So when someone dies they aren’t sad about it because that person isn’t really gone. They’re just not existing in that moment of time anymore.

They shrug and say: “So it goes.” 

Which seems like a flippant thing to say but when I think about it, it’s true: the universe and time works in ways we don’t understand and even though Slaughterhouse Five is a story, I figure maybe those aliens who see in four dimensions may be onto something.

In some ways my Grandma isn’t really gone.

She won’t be in my present moving forward, but she’s in my memories and in moment of time in the past.

She’s still sitting in her sunroom on Mountain Ave with me on her lap as I eat an ice cream out of a crinkly plastic container with a wooden spoon.

She’s still buzzing around in her kitchen making me perogies for lunch when I’m a university student working on my bachelor’s degree.

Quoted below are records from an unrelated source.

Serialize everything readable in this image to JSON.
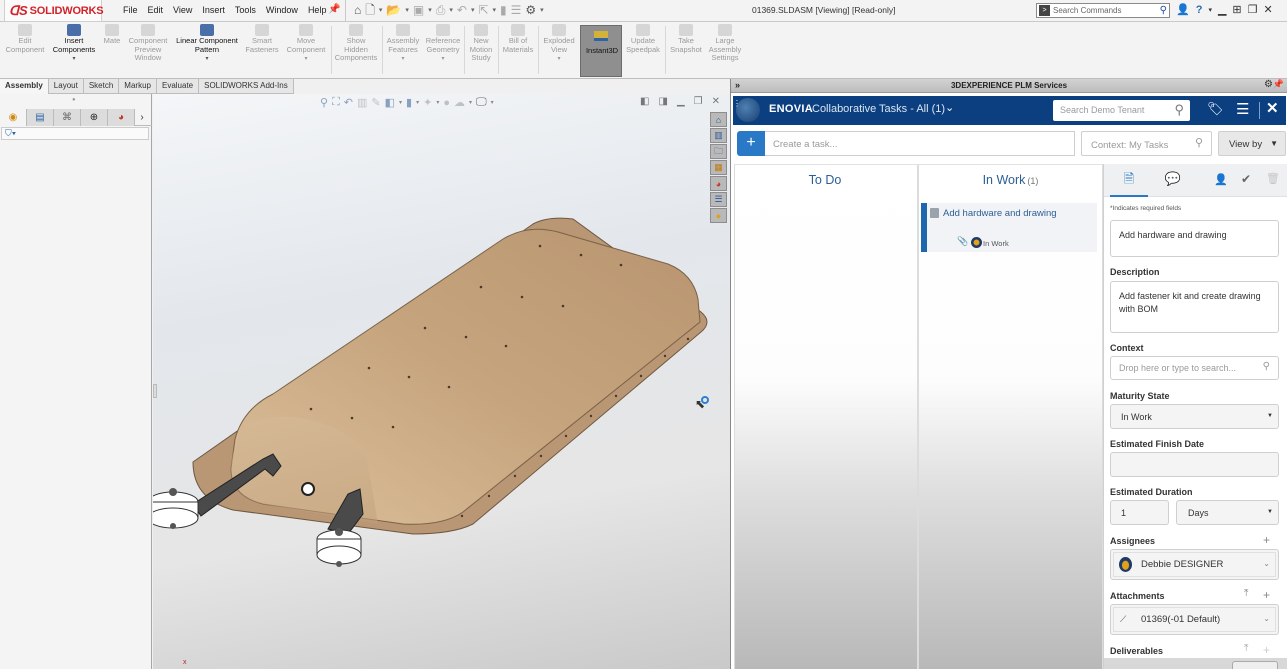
{
  "app": {
    "brand": "SOLIDWORKS",
    "menu": [
      "File",
      "Edit",
      "View",
      "Insert",
      "Tools",
      "Window",
      "Help"
    ],
    "document_title": "01369.SLDASM [Viewing] [Read-only]",
    "search_commands_placeholder": "Search Commands"
  },
  "quick_access": [
    {
      "icon": "home-icon",
      "glyph": "⌂"
    },
    {
      "icon": "new-document-icon",
      "glyph": "🗋"
    },
    {
      "icon": "open-folder-icon",
      "glyph": "📂"
    },
    {
      "icon": "save-icon",
      "glyph": "▣"
    },
    {
      "icon": "print-icon",
      "glyph": "⎙"
    },
    {
      "icon": "undo-icon",
      "glyph": "↶"
    },
    {
      "icon": "select-icon",
      "glyph": "⇱"
    },
    {
      "icon": "rebuild-icon",
      "glyph": "▮"
    },
    {
      "icon": "file-properties-icon",
      "glyph": "☰"
    },
    {
      "icon": "options-gear-icon",
      "glyph": "⚙"
    }
  ],
  "command_manager": [
    {
      "label": "Edit\nComponent",
      "enabled": false,
      "dropdown": false
    },
    {
      "label": "Insert\nComponents",
      "enabled": true,
      "dropdown": true
    },
    {
      "label": "Mate",
      "enabled": false,
      "dropdown": false
    },
    {
      "label": "Component\nPreview\nWindow",
      "enabled": false,
      "dropdown": false
    },
    {
      "label": "Linear Component\nPattern",
      "enabled": true,
      "dropdown": true
    },
    {
      "label": "Smart\nFasteners",
      "enabled": false,
      "dropdown": false
    },
    {
      "label": "Move\nComponent",
      "enabled": false,
      "dropdown": true
    },
    {
      "label": "Show\nHidden\nComponents",
      "enabled": false,
      "dropdown": false
    },
    {
      "label": "Assembly\nFeatures",
      "enabled": false,
      "dropdown": true
    },
    {
      "label": "Reference\nGeometry",
      "enabled": false,
      "dropdown": true
    },
    {
      "label": "New\nMotion\nStudy",
      "enabled": false,
      "dropdown": false
    },
    {
      "label": "Bill of\nMaterials",
      "enabled": false,
      "dropdown": false
    },
    {
      "label": "Exploded\nView",
      "enabled": false,
      "dropdown": true
    },
    {
      "label": "Instant3D",
      "enabled": true,
      "dropdown": false,
      "active": true
    },
    {
      "label": "Update\nSpeedpak",
      "enabled": false,
      "dropdown": false
    },
    {
      "label": "Take\nSnapshot",
      "enabled": false,
      "dropdown": false
    },
    {
      "label": "Large\nAssembly\nSettings",
      "enabled": false,
      "dropdown": false
    }
  ],
  "cm_tabs": [
    "Assembly",
    "Layout",
    "Sketch",
    "Markup",
    "Evaluate",
    "SOLIDWORKS Add-Ins"
  ],
  "cm_active_tab": "Assembly",
  "feature_manager": {
    "tabs": [
      "featuremanager-tree-icon",
      "property-manager-icon",
      "configuration-manager-icon",
      "dimxpert-icon",
      "display-manager-icon"
    ],
    "more": "›",
    "filter_glyph": "⛉▾"
  },
  "viewport": {
    "model": "01369 assembly",
    "cursor_glyph": "⬉"
  },
  "plm_panel": {
    "title": "3DEXPERIENCE PLM Services",
    "enovia_brand": "ENOVIA",
    "app_title": "Collaborative Tasks - All (1)",
    "search_placeholder": "Search Demo Tenant",
    "create_task_placeholder": "Create a task...",
    "context_filter_placeholder": "Context: My Tasks",
    "view_by_label": "View by",
    "columns": [
      {
        "title": "To Do",
        "count": ""
      },
      {
        "title": "In Work",
        "count": "(1)"
      }
    ],
    "task_card": {
      "title": "Add hardware and drawing",
      "state": "In Work",
      "accent_color": "#1e66ae"
    },
    "details": {
      "required_note": "*Indicates required fields",
      "title_value": "Add hardware and drawing",
      "description_label": "Description",
      "description_value": "Add fastener kit and create drawing with BOM",
      "context_label": "Context",
      "context_placeholder": "Drop here or type to search...",
      "maturity_label": "Maturity State",
      "maturity_value": "In Work",
      "finish_label": "Estimated Finish Date",
      "finish_value": "",
      "duration_label": "Estimated Duration",
      "duration_value": "1",
      "duration_unit": "Days",
      "assignees_label": "Assignees",
      "assignee_name": "Debbie DESIGNER",
      "attachments_label": "Attachments",
      "attachment_name": "01369(-01 Default)",
      "deliverables_label": "Deliverables"
    }
  },
  "colors": {
    "enovia_blue": "#0b3f80",
    "accent_blue": "#2a79c6",
    "brand_red": "#d2232a",
    "model_tan": "#c8a77f"
  }
}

She’s still walking around the basement of The Bay in her determined, thorough way, chatting with all the clerks who know her and talking about how much she likes having “the groceteria” so close to her apartment.

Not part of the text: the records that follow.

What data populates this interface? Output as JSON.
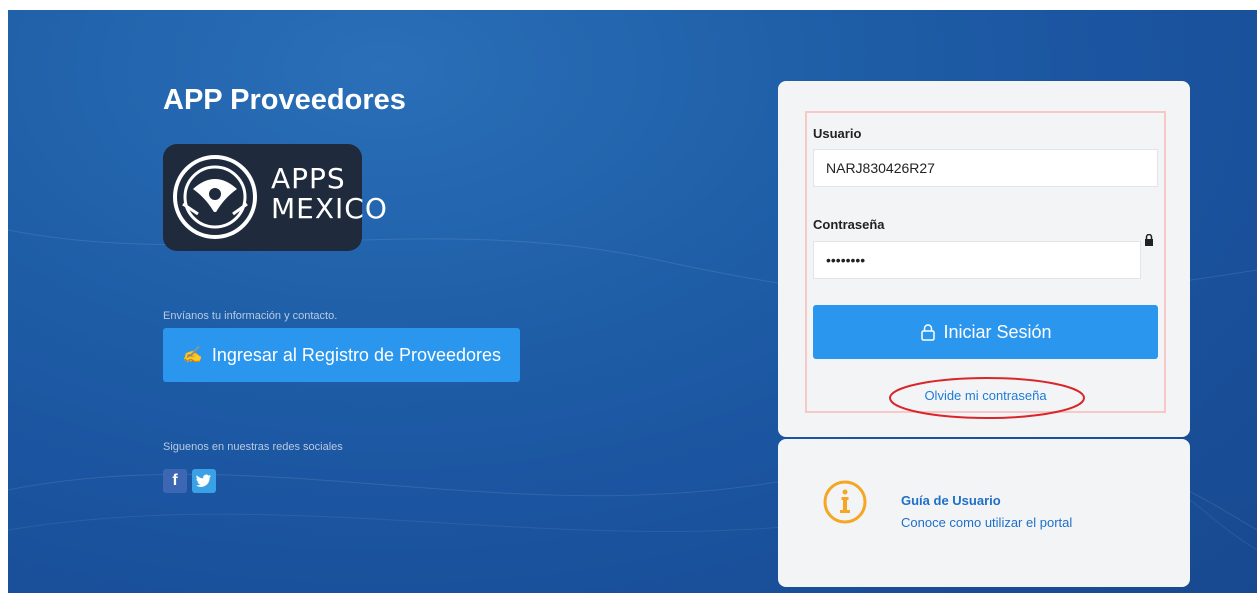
{
  "brand": {
    "app_title": "APP Proveedores",
    "logo_text_line1": "APPS",
    "logo_text_line2": "MEXICO"
  },
  "left": {
    "contact_text": "Envíanos tu información y contacto.",
    "register_button_label": "Ingresar al Registro de Proveedores",
    "social_text": "Siguenos en nuestras redes sociales",
    "social_icons": [
      "facebook-icon",
      "twitter-icon"
    ]
  },
  "login": {
    "user_label": "Usuario",
    "user_value": "NARJ830426R27",
    "password_label": "Contraseña",
    "password_value": "••••••••",
    "submit_label": "Iniciar Sesión",
    "forgot_label": "Olvide mi contraseña"
  },
  "guide": {
    "title": "Guía de Usuario",
    "subtitle": "Conoce como utilizar el portal",
    "icon": "info-icon"
  },
  "colors": {
    "background": "#1f5fa8",
    "primary_button": "#2b96ee",
    "link": "#1e7cd6",
    "info_orange": "#f5a623",
    "highlight_ellipse": "#d9262a"
  }
}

She’s still sitting across from me at The Paddlewheel Restaurant, picking away at a cheeseburger and saying “I’ve never been much of an eater”

(A sentiment I’ve never truly understood if I’m being honest.)

My Grandma is gone and I’m devastated. I have lost one of the only people who made space for me, listened to me, and made me feel seen and heard and loved when I didn’t feel like most people did.

Losing her feels like there’s a part of my that’s missing and that I won’t ever find again. 

But my Grandma will always exist because she existed once, and she still continues to exist in those moments in time.

She continues to exist in our memories of her, which are also snippets of time.

She exists in my dad, my aunt, my brothers, and in all the lives of the people she touched.

She’s gone right now, but she isn’t really. 

Time isn’t linear just because we perceive it that way. That’s just us, being humans, making sense of a universe that folds and expands and works in ways our mammal brains can’t comprehend.

That doesn’t make losing her any easier, but it does give me solace to think that she’s still around in the annals of time, watching baseball and Wheel of Fortune and wearing slacks with perfect creases in them.

But my Grandma won’t be around moving forward and I’ll miss her for the rest of my life.

So it goes.”

The pilot just announced that we’re starting our descent and now I’m back here up in the sky, thinking about death.

My Grandma is probably asleep right now, but in a few hours it’ll be her 100th birthday. I wonder what she’ll thinking about but I think I know.

I’m sure that tomorrow when we all get together she’ll find some way to slip it into the conversation. Remind us that life as a centennial may not always be what it’s cracked up to be. 

She’ll say she’s ready. That she wants to go. 

It will upset everyone but me and I’ll feel bad and guilty the same way as I do now, looking out the window for signs of the city and still seeing nothing but a red light blinking in the darkness, thinking about death and time.

So it goes.